((

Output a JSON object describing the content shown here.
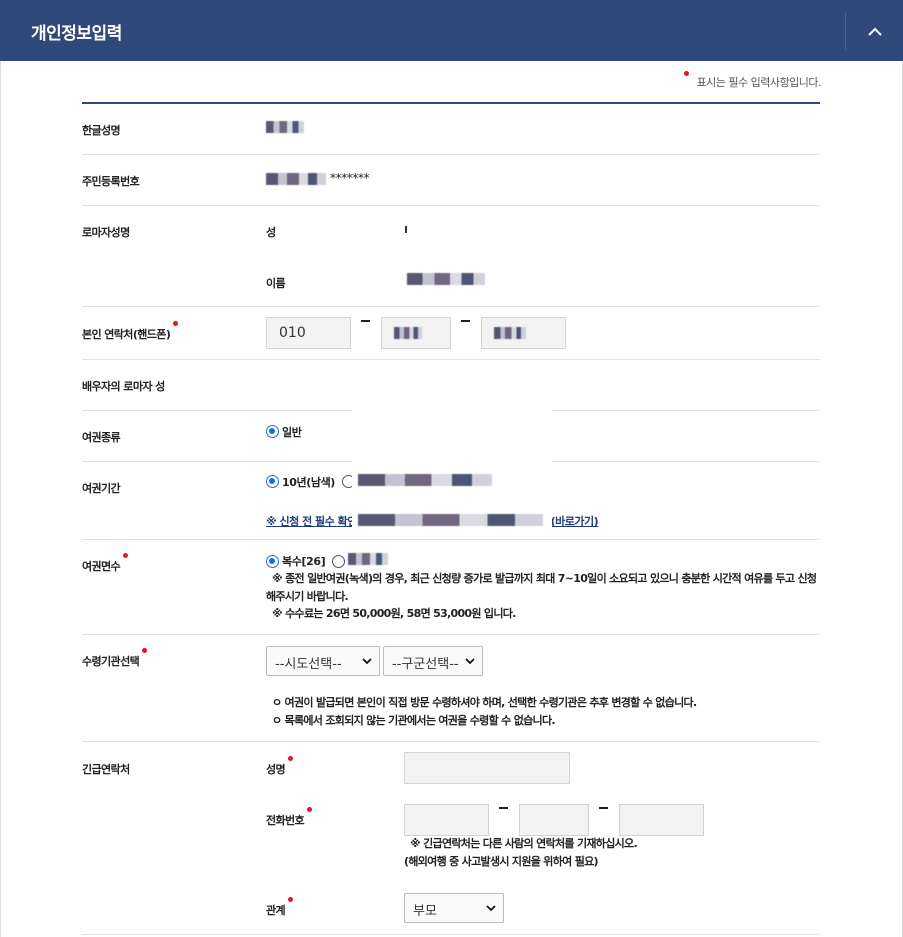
{
  "header": {
    "title": "개인정보입력"
  },
  "required_note": "표시는 필수 입력사항입니다.",
  "fields": {
    "korean_name": {
      "label": "한글성명"
    },
    "rrn": {
      "label": "주민등록번호",
      "masked_suffix": "*******"
    },
    "roman_name": {
      "label": "로마자성명",
      "surname_label": "성",
      "given_label": "이름",
      "surname_value": ""
    },
    "phone": {
      "label": "본인 연락처(핸드폰)",
      "prefix": "010"
    },
    "spouse_roman": {
      "label": "배우자의 로마자 성"
    },
    "passport_type": {
      "label": "여권종류",
      "option_selected": "일반"
    },
    "passport_period": {
      "label": "여권기간",
      "option_selected": "10년(남색)",
      "link_start": "※ 신청 전 필수 확인",
      "link_end": "내(바로가기)"
    },
    "pages": {
      "label": "여권면수",
      "option_selected": "복수[26]",
      "note1": "※ 종전 일반여권(녹색)의 경우, 최근 신청량 증가로 발급까지 최대 7~10일이 소요되고 있으니 충분한 시간적 여유를 두고 신청해주시기 바랍니다.",
      "note2": "※ 수수료는 26면 50,000원, 58면 53,000원 입니다."
    },
    "pickup": {
      "label": "수령기관선택",
      "sido": "--시도선택--",
      "gugun": "--구군선택--",
      "note1": "ㅇ 여권이 발급되면 본인이 직접 방문 수령하셔야 하며, 선택한 수령기관은 추후 변경할 수 없습니다.",
      "note2": "ㅇ 목록에서 조회되지 않는 기관에서는 여권을 수령할 수 없습니다."
    },
    "emergency": {
      "label": "긴급연락처",
      "name_label": "성명",
      "phone_label": "전화번호",
      "relation_label": "관계",
      "relation_value": "부모",
      "phone_note1": "※ 긴급연락처는 다른 사람의 연락처를 기재하십시오.",
      "phone_note2": "(해외여행 중 사고발생시 지원을 위하여 필요)"
    }
  },
  "colors": {
    "header_bg": "#2f4a7a",
    "required_dot": "#e0191e",
    "radio": "#1a6fd6",
    "link": "#1e3d7b"
  }
}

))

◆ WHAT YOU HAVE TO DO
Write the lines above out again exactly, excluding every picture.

◆ REPLY
Output a JSON object describing the content shown here.
{
  "header": {
    "title": "개인정보입력"
  },
  "required_note": "표시는 필수 입력사항입니다.",
  "fields": {
    "korean_name": {
      "label": "한글성명"
    },
    "rrn": {
      "label": "주민등록번호",
      "masked_suffix": "*******"
    },
    "roman_name": {
      "label": "로마자성명",
      "surname_label": "성",
      "given_label": "이름",
      "surname_value": ""
    },
    "phone": {
      "label": "본인 연락처(핸드폰)",
      "prefix": "010"
    },
    "spouse_roman": {
      "label": "배우자의 로마자 성"
    },
    "passport_type": {
      "label": "여권종류",
      "option_selected": "일반"
    },
    "passport_period": {
      "label": "여권기간",
      "option_selected": "10년(남색)",
      "link_start": "※ 신청 전 필수 확인",
      "link_end": "내(바로가기)"
    },
    "pages": {
      "label": "여권면수",
      "option_selected": "복수[26]",
      "note1": "※ 종전 일반여권(녹색)의 경우, 최근 신청량 증가로 발급까지 최대 7~10일이 소요되고 있으니 충분한 시간적 여유를 두고 신청해주시기 바랍니다.",
      "note2": "※ 수수료는 26면 50,000원, 58면 53,000원 입니다."
    },
    "pickup": {
      "label": "수령기관선택",
      "sido": "--시도선택--",
      "gugun": "--구군선택--",
      "note1": "ㅇ 여권이 발급되면 본인이 직접 방문 수령하셔야 하며, 선택한 수령기관은 추후 변경할 수 없습니다.",
      "note2": "ㅇ 목록에서 조회되지 않는 기관에서는 여권을 수령할 수 없습니다."
    },
    "emergency": {
      "label": "긴급연락처",
      "name_label": "성명",
      "phone_label": "전화번호",
      "relation_label": "관계",
      "relation_value": "부모",
      "phone_note1": "※ 긴급연락처는 다른 사람의 연락처를 기재하십시오.",
      "phone_note2": "(해외여행 중 사고발생시 지원을 위하여 필요)"
    }
  },
  "colors": {
    "header_bg": "#2f4a7a",
    "required_dot": "#e0191e",
    "radio": "#1a6fd6",
    "link": "#1e3d7b"
  }
}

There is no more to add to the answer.